Yusuf and the Sacrifice

(All these stories are true).


I and two others were sent to Botswana to rescue a brewery business, started by a German company, which had run into all sorts of trouble.

I had no idea of some of the issues I would have to deal with.

Yusuf, our very competent Jordanian engineer, had dedicated every possible moment of his last few years to the success of the operation. He lived in a house on the Brewery premises and often spent eighteen hours a day underneath some rotten piece of equipment.

From the very early days of our involvement, he used to pop into my office, often just for a chat, usually with some cotton waste and an offending and often broken piece of equipment in his hand. Thin, not very tall, wiry Yusuf, with his short greying locks, usually dressed in a greasy overall and always with a smile on his face.

Initially the business had used returnable bottles, because much of the market in neighbouring South Africa used returnables. To save money, and not understanding the environment, the German management had installed cheap and wholly unsuitable bottle washers, which were quite incapable of washing the bottles properly once they had been returned to the brewery to be used again. Inevitably, a variety of foreign objects from the dry dusty country that is Botswana - mice, cockroaches, spiders to name but a few- found refuge in the bottles,

The result was that many unhappy customers found that included in their beer or soft drink was some ghastly, unwanted foreign object.

The brewery business had a very high profile, since it was a part of the Government of Botswana’s modest attempt to rid themselves of dependence on neighbouring apartheid-driven South Africa.

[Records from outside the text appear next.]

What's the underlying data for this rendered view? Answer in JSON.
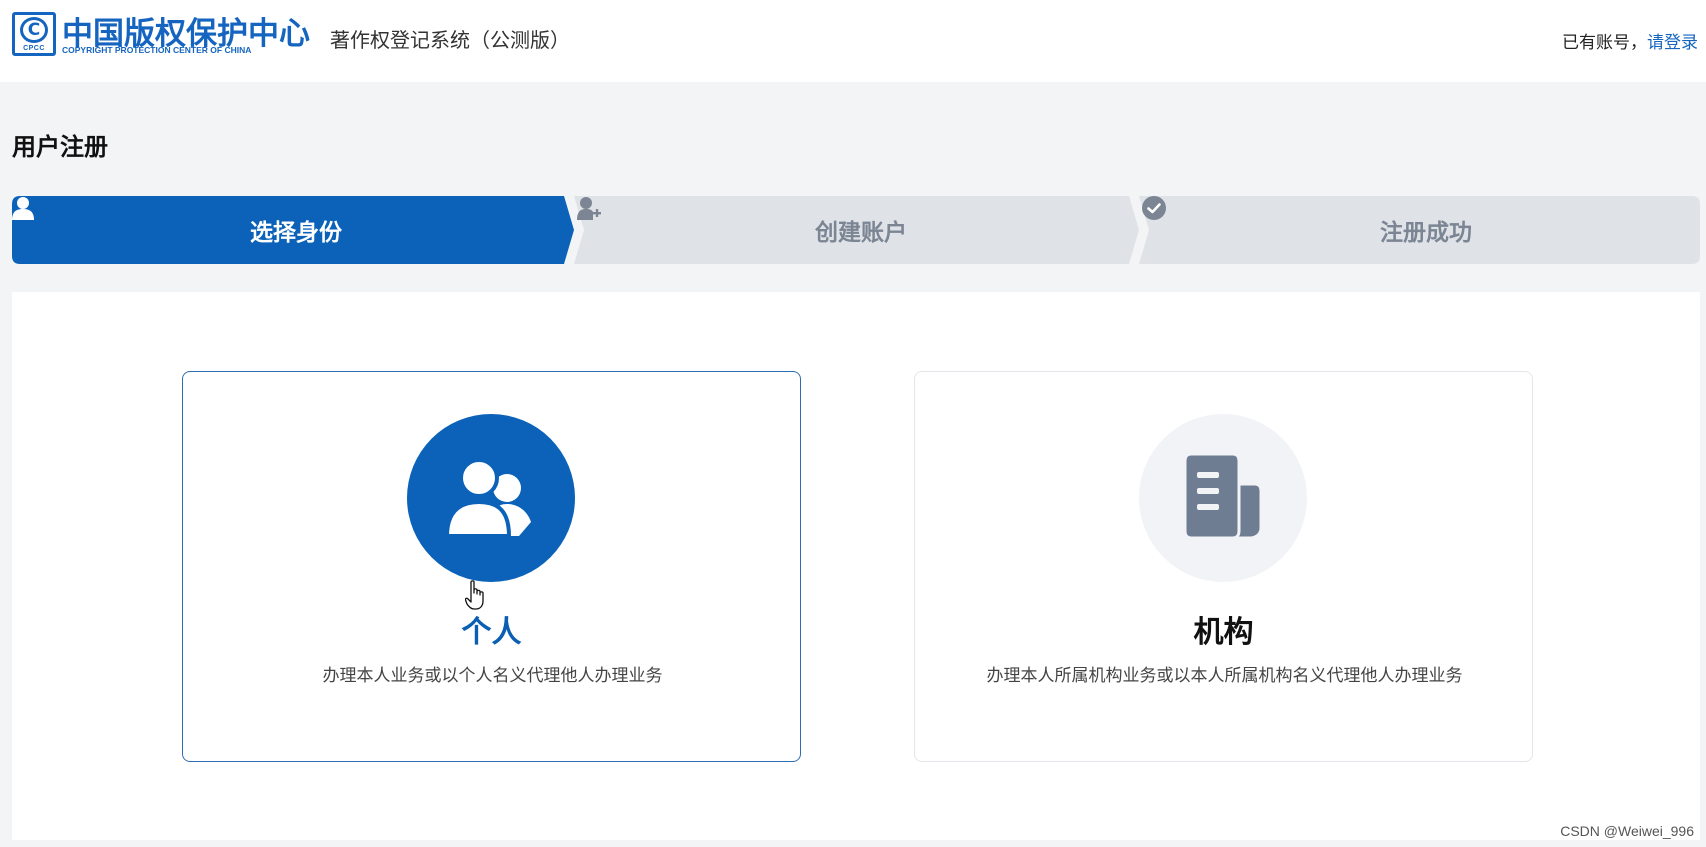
{
  "header": {
    "logo_cn": "中国版权保护中心",
    "logo_en": "COPYRIGHT PROTECTION CENTER OF CHINA",
    "logo_badge": "CPCC",
    "system_title": "著作权登记系统（公测版）",
    "account_text": "已有账号，",
    "login_link": "请登录"
  },
  "page": {
    "title": "用户注册"
  },
  "steps": [
    {
      "label": "选择身份",
      "icon": "user-icon",
      "state": "active"
    },
    {
      "label": "创建账户",
      "icon": "user-add-icon",
      "state": "inactive"
    },
    {
      "label": "注册成功",
      "icon": "check-circle-icon",
      "state": "inactive"
    }
  ],
  "options": [
    {
      "name": "个人",
      "description": "办理本人业务或以个人名义代理他人办理业务",
      "icon": "users-icon",
      "selected": true
    },
    {
      "name": "机构",
      "description": "办理本人所属机构业务或以本人所属机构名义代理他人办理业务",
      "icon": "document-icon",
      "selected": false
    }
  ],
  "watermark": "CSDN @Weiwei_996",
  "colors": {
    "primary": "#0b62b8",
    "step_inactive": "#dfe3e8",
    "step_inactive_text": "#7b8593",
    "page_bg": "#f3f4f6"
  }
}
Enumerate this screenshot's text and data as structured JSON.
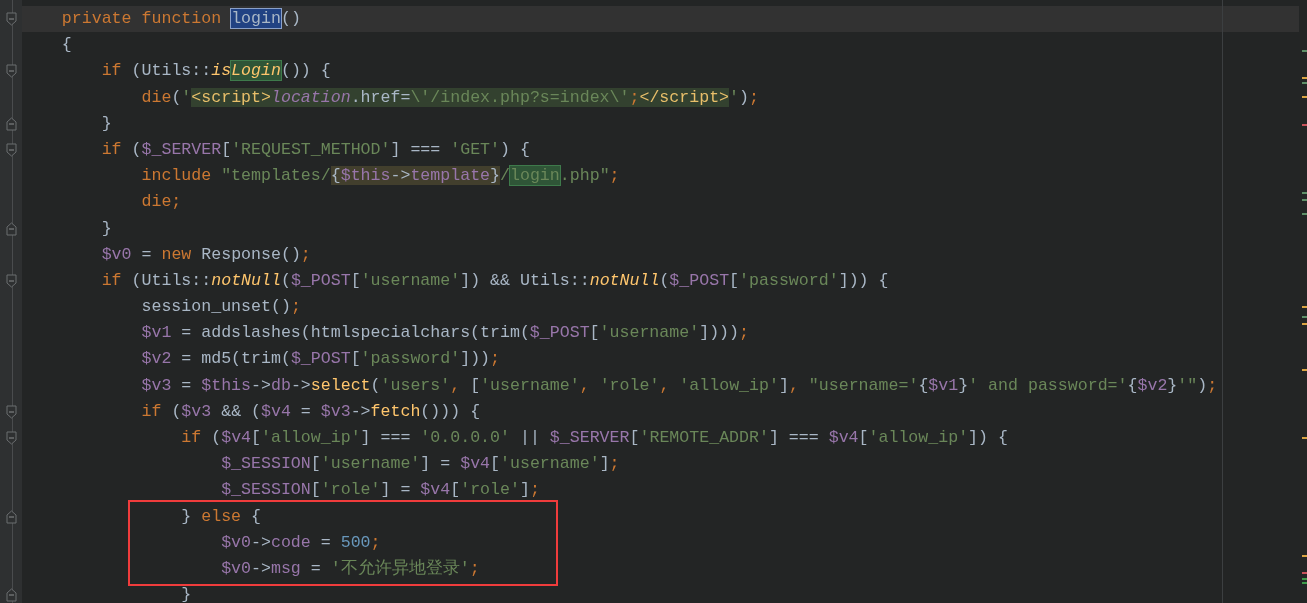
{
  "editor": {
    "lines": [
      {
        "current": true,
        "kind": "fold_start",
        "tokens": [
          {
            "kind": "keyword",
            "text": "    private"
          },
          {
            "kind": "keyword",
            "text": " function "
          },
          {
            "kind": "selection",
            "tokens": [
              {
                "kind": "plain",
                "text": "login"
              }
            ]
          },
          {
            "kind": "plain",
            "text": "()"
          }
        ]
      },
      {
        "current": false,
        "kind": "plain",
        "tokens": [
          {
            "kind": "plain",
            "text": "    {"
          }
        ]
      },
      {
        "current": false,
        "kind": "fold_start",
        "tokens": [
          {
            "kind": "keyword",
            "text": "        if"
          },
          {
            "kind": "plain",
            "text": " (Utils::"
          },
          {
            "kind": "static_call",
            "text": "is"
          },
          {
            "kind": "usage",
            "tokens": [
              {
                "kind": "static_call",
                "text": "Login"
              }
            ]
          },
          {
            "kind": "plain",
            "text": "()) {"
          }
        ]
      },
      {
        "current": false,
        "kind": "plain",
        "tokens": [
          {
            "kind": "keyword",
            "text": "            die"
          },
          {
            "kind": "plain",
            "text": "("
          },
          {
            "kind": "string",
            "text": "'"
          },
          {
            "kind": "injection",
            "tokens": [
              {
                "kind": "tag",
                "text": "<script>"
              },
              {
                "kind": "variable_italic",
                "text": "location"
              },
              {
                "kind": "plain",
                "text": ".href="
              },
              {
                "kind": "string",
                "text": "\\'/index.php?s=index\\'"
              },
              {
                "kind": "keyword",
                "text": ";"
              },
              {
                "kind": "tag",
                "text": "</script>"
              }
            ]
          },
          {
            "kind": "string",
            "text": "'"
          },
          {
            "kind": "plain",
            "text": ")"
          },
          {
            "kind": "keyword",
            "text": ";"
          }
        ]
      },
      {
        "current": false,
        "kind": "fold_end",
        "tokens": [
          {
            "kind": "plain",
            "text": "        }"
          }
        ]
      },
      {
        "current": false,
        "kind": "fold_start",
        "tokens": [
          {
            "kind": "keyword",
            "text": "        if"
          },
          {
            "kind": "plain",
            "text": " ("
          },
          {
            "kind": "variable",
            "text": "$_SERVER"
          },
          {
            "kind": "plain",
            "text": "["
          },
          {
            "kind": "string",
            "text": "'REQUEST_METHOD'"
          },
          {
            "kind": "plain",
            "text": "] === "
          },
          {
            "kind": "string",
            "text": "'GET'"
          },
          {
            "kind": "plain",
            "text": ") {"
          }
        ]
      },
      {
        "current": false,
        "kind": "plain",
        "tokens": [
          {
            "kind": "keyword",
            "text": "            include"
          },
          {
            "kind": "string",
            "text": " \"templates/"
          },
          {
            "kind": "interpolation",
            "tokens": [
              {
                "kind": "plain",
                "text": "{"
              },
              {
                "kind": "variable",
                "text": "$this"
              },
              {
                "kind": "plain",
                "text": "->"
              },
              {
                "kind": "variable",
                "text": "template"
              },
              {
                "kind": "plain",
                "text": "}"
              }
            ]
          },
          {
            "kind": "string",
            "text": "/"
          },
          {
            "kind": "usage",
            "tokens": [
              {
                "kind": "string",
                "text": "login"
              }
            ]
          },
          {
            "kind": "string",
            "text": ".php\""
          },
          {
            "kind": "keyword",
            "text": ";"
          }
        ]
      },
      {
        "current": false,
        "kind": "plain",
        "tokens": [
          {
            "kind": "keyword",
            "text": "            die;"
          }
        ]
      },
      {
        "current": false,
        "kind": "fold_end",
        "tokens": [
          {
            "kind": "plain",
            "text": "        }"
          }
        ]
      },
      {
        "current": false,
        "kind": "plain",
        "tokens": [
          {
            "kind": "variable",
            "text": "        $v0"
          },
          {
            "kind": "plain",
            "text": " = "
          },
          {
            "kind": "keyword",
            "text": "new"
          },
          {
            "kind": "plain",
            "text": " Response()"
          },
          {
            "kind": "keyword",
            "text": ";"
          }
        ]
      },
      {
        "current": false,
        "kind": "fold_start",
        "tokens": [
          {
            "kind": "keyword",
            "text": "        if"
          },
          {
            "kind": "plain",
            "text": " (Utils::"
          },
          {
            "kind": "static_call",
            "text": "notNull"
          },
          {
            "kind": "plain",
            "text": "("
          },
          {
            "kind": "variable",
            "text": "$_POST"
          },
          {
            "kind": "plain",
            "text": "["
          },
          {
            "kind": "string",
            "text": "'username'"
          },
          {
            "kind": "plain",
            "text": "]) && Utils::"
          },
          {
            "kind": "static_call",
            "text": "notNull"
          },
          {
            "kind": "plain",
            "text": "("
          },
          {
            "kind": "variable",
            "text": "$_POST"
          },
          {
            "kind": "plain",
            "text": "["
          },
          {
            "kind": "string",
            "text": "'password'"
          },
          {
            "kind": "plain",
            "text": "])) {"
          }
        ]
      },
      {
        "current": false,
        "kind": "plain",
        "tokens": [
          {
            "kind": "plain",
            "text": "            session_unset()"
          },
          {
            "kind": "keyword",
            "text": ";"
          }
        ]
      },
      {
        "current": false,
        "kind": "plain",
        "tokens": [
          {
            "kind": "variable",
            "text": "            $v1"
          },
          {
            "kind": "plain",
            "text": " = addslashes(htmlspecialchars(trim("
          },
          {
            "kind": "variable",
            "text": "$_POST"
          },
          {
            "kind": "plain",
            "text": "["
          },
          {
            "kind": "string",
            "text": "'username'"
          },
          {
            "kind": "plain",
            "text": "])))"
          },
          {
            "kind": "keyword",
            "text": ";"
          }
        ]
      },
      {
        "current": false,
        "kind": "plain",
        "tokens": [
          {
            "kind": "variable",
            "text": "            $v2"
          },
          {
            "kind": "plain",
            "text": " = md5(trim("
          },
          {
            "kind": "variable",
            "text": "$_POST"
          },
          {
            "kind": "plain",
            "text": "["
          },
          {
            "kind": "string",
            "text": "'password'"
          },
          {
            "kind": "plain",
            "text": "]))"
          },
          {
            "kind": "keyword",
            "text": ";"
          }
        ]
      },
      {
        "current": false,
        "kind": "plain",
        "tokens": [
          {
            "kind": "variable",
            "text": "            $v3"
          },
          {
            "kind": "plain",
            "text": " = "
          },
          {
            "kind": "variable",
            "text": "$this"
          },
          {
            "kind": "plain",
            "text": "->"
          },
          {
            "kind": "variable",
            "text": "db"
          },
          {
            "kind": "plain",
            "text": "->"
          },
          {
            "kind": "function",
            "text": "select"
          },
          {
            "kind": "plain",
            "text": "("
          },
          {
            "kind": "string",
            "text": "'users'"
          },
          {
            "kind": "keyword",
            "text": ","
          },
          {
            "kind": "plain",
            "text": " ["
          },
          {
            "kind": "string",
            "text": "'username'"
          },
          {
            "kind": "keyword",
            "text": ","
          },
          {
            "kind": "string",
            "text": " 'role'"
          },
          {
            "kind": "keyword",
            "text": ","
          },
          {
            "kind": "string",
            "text": " 'allow_ip'"
          },
          {
            "kind": "plain",
            "text": "]"
          },
          {
            "kind": "keyword",
            "text": ","
          },
          {
            "kind": "string",
            "text": " \"username='"
          },
          {
            "kind": "plain",
            "text": "{"
          },
          {
            "kind": "variable",
            "text": "$v1"
          },
          {
            "kind": "plain",
            "text": "}"
          },
          {
            "kind": "string",
            "text": "' and password='"
          },
          {
            "kind": "plain",
            "text": "{"
          },
          {
            "kind": "variable",
            "text": "$v2"
          },
          {
            "kind": "plain",
            "text": "}"
          },
          {
            "kind": "string",
            "text": "'\""
          },
          {
            "kind": "plain",
            "text": ")"
          },
          {
            "kind": "keyword",
            "text": ";"
          }
        ]
      },
      {
        "current": false,
        "kind": "fold_start",
        "tokens": [
          {
            "kind": "keyword",
            "text": "            if"
          },
          {
            "kind": "plain",
            "text": " ("
          },
          {
            "kind": "variable",
            "text": "$v3"
          },
          {
            "kind": "plain",
            "text": " && ("
          },
          {
            "kind": "variable",
            "text": "$v4"
          },
          {
            "kind": "plain",
            "text": " = "
          },
          {
            "kind": "variable",
            "text": "$v3"
          },
          {
            "kind": "plain",
            "text": "->"
          },
          {
            "kind": "function",
            "text": "fetch"
          },
          {
            "kind": "plain",
            "text": "())) {"
          }
        ]
      },
      {
        "current": false,
        "kind": "fold_start",
        "tokens": [
          {
            "kind": "keyword",
            "text": "                if"
          },
          {
            "kind": "plain",
            "text": " ("
          },
          {
            "kind": "variable",
            "text": "$v4"
          },
          {
            "kind": "plain",
            "text": "["
          },
          {
            "kind": "string",
            "text": "'allow_ip'"
          },
          {
            "kind": "plain",
            "text": "] === "
          },
          {
            "kind": "string",
            "text": "'0.0.0.0'"
          },
          {
            "kind": "plain",
            "text": " || "
          },
          {
            "kind": "variable",
            "text": "$_SERVER"
          },
          {
            "kind": "plain",
            "text": "["
          },
          {
            "kind": "string",
            "text": "'REMOTE_ADDR'"
          },
          {
            "kind": "plain",
            "text": "] === "
          },
          {
            "kind": "variable",
            "text": "$v4"
          },
          {
            "kind": "plain",
            "text": "["
          },
          {
            "kind": "string",
            "text": "'allow_ip'"
          },
          {
            "kind": "plain",
            "text": "]) {"
          }
        ]
      },
      {
        "current": false,
        "kind": "plain",
        "tokens": [
          {
            "kind": "variable",
            "text": "                    $_SESSION"
          },
          {
            "kind": "plain",
            "text": "["
          },
          {
            "kind": "string",
            "text": "'username'"
          },
          {
            "kind": "plain",
            "text": "] = "
          },
          {
            "kind": "variable",
            "text": "$v4"
          },
          {
            "kind": "plain",
            "text": "["
          },
          {
            "kind": "string",
            "text": "'username'"
          },
          {
            "kind": "plain",
            "text": "]"
          },
          {
            "kind": "keyword",
            "text": ";"
          }
        ]
      },
      {
        "current": false,
        "kind": "plain",
        "tokens": [
          {
            "kind": "variable",
            "text": "                    $_SESSION"
          },
          {
            "kind": "plain",
            "text": "["
          },
          {
            "kind": "string",
            "text": "'role'"
          },
          {
            "kind": "plain",
            "text": "] = "
          },
          {
            "kind": "variable",
            "text": "$v4"
          },
          {
            "kind": "plain",
            "text": "["
          },
          {
            "kind": "string",
            "text": "'role'"
          },
          {
            "kind": "plain",
            "text": "]"
          },
          {
            "kind": "keyword",
            "text": ";"
          }
        ]
      },
      {
        "current": false,
        "kind": "fold_end",
        "boxed": true,
        "tokens": [
          {
            "kind": "plain",
            "text": "                } "
          },
          {
            "kind": "keyword",
            "text": "else"
          },
          {
            "kind": "plain",
            "text": " {"
          }
        ]
      },
      {
        "current": false,
        "kind": "plain",
        "boxed": true,
        "tokens": [
          {
            "kind": "variable",
            "text": "                    $v0"
          },
          {
            "kind": "plain",
            "text": "->"
          },
          {
            "kind": "variable",
            "text": "code"
          },
          {
            "kind": "plain",
            "text": " = "
          },
          {
            "kind": "number",
            "text": "500"
          },
          {
            "kind": "keyword",
            "text": ";"
          }
        ]
      },
      {
        "current": false,
        "kind": "plain",
        "boxed": true,
        "tokens": [
          {
            "kind": "variable",
            "text": "                    $v0"
          },
          {
            "kind": "plain",
            "text": "->"
          },
          {
            "kind": "variable",
            "text": "msg"
          },
          {
            "kind": "plain",
            "text": " = "
          },
          {
            "kind": "string",
            "text": "'不允许异地登录'"
          },
          {
            "kind": "keyword",
            "text": ";"
          }
        ]
      },
      {
        "current": false,
        "kind": "fold_end",
        "tokens": [
          {
            "kind": "plain",
            "text": "                }"
          }
        ]
      }
    ],
    "stripe_marks": [
      {
        "color": "#5f8f68"
      },
      {
        "color": "#d9a343"
      },
      {
        "color": "#5f8f68"
      },
      {
        "color": "#d9a343"
      },
      {
        "color": "#c7525b"
      },
      {
        "color": "#5f8f68"
      },
      {
        "color": "#5f8f68"
      },
      {
        "color": "#5f8f68"
      },
      {
        "color": "#d9a343"
      },
      {
        "color": "#5f8f68"
      },
      {
        "color": "#d9a343"
      },
      {
        "color": "#d9a343"
      },
      {
        "color": "#d9a343"
      },
      {
        "color": "#d9a343"
      },
      {
        "color": "#c7525b"
      },
      {
        "color": "#3f9a4a"
      },
      {
        "color": "#3f9a4a"
      }
    ]
  }
}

Within weeks of the brewery marketing its first beers on the market, negative articles started to appear in the Botswana Daily News from various sources; one article featured a photograph of a Mr Molefe, who resided in Old Naledi, a shanty town situated on the southern border of Gaborone, the Capital City of Botswana. Mr Molefe was gazing unhappily at a Prinz-Brau beer with a small, obviously dead, mouse stuck in the throat of the bottle he was holding. Soon there were similar complaints from all over the Country from both the Company’s beer and soft drink products.

Inevitably, as we had warned them the Botswana Government asked us to ‘come and rescue’ the business.

As part of the changes we found necessary, two offending bottle washers were removed, but were still standing forlornly in the outer part of the brewery premises, waiting to be collected by a scrap dealer.

In the middle of helping to supervise the installation of a much larger and more robust washer, Yusuf popped over to see me saying: “Mr. Guy (he always called Mr Guy, despite my entreaties asking him to just refer to me as Guy), these old washers still have very bad evil spirits inside and we need to get rid of them.”

“Yusuf, what do you have in mind?”

“We must make sacrifice.”

“OK,” I said, wondering what I was letting myself in for; sacrifices were way out of my experience. “What do you suggest?”

“I will buy a big male goat.” He said. “We will then sacrifice goat on the top of washer, with all brewery people watching. They must all know the bad spirits have been chased away.”

He then added, “We can all then eat goat at my house. Your wife and all the wives of management people can come and eat as well.”

So that is what we did. On a Friday afternoon timed so both the outgoing day shift and incoming night shift were present, Yusuf himself, with a firm grip on the unfortunate goat, stood on the top of one of the old bottle washing machines, muttering incantations which none of us understood. He expertly slaughtered said goat, with me and most of the workforce surrounding the offending bottle washer looking on in amazement.

The next evening, my wife and some of the other wives of brewery personnel sat in the kitchen with Yusuf’s wife, while we men were served goat meat in Yusuf’s small lounge.

There was never ever again any hint of the presence of evil spirits in the business.

I suppose the lesson for all of us is to at least understand other people’s beliefs, whatever we might think of them.

Guy Hallowes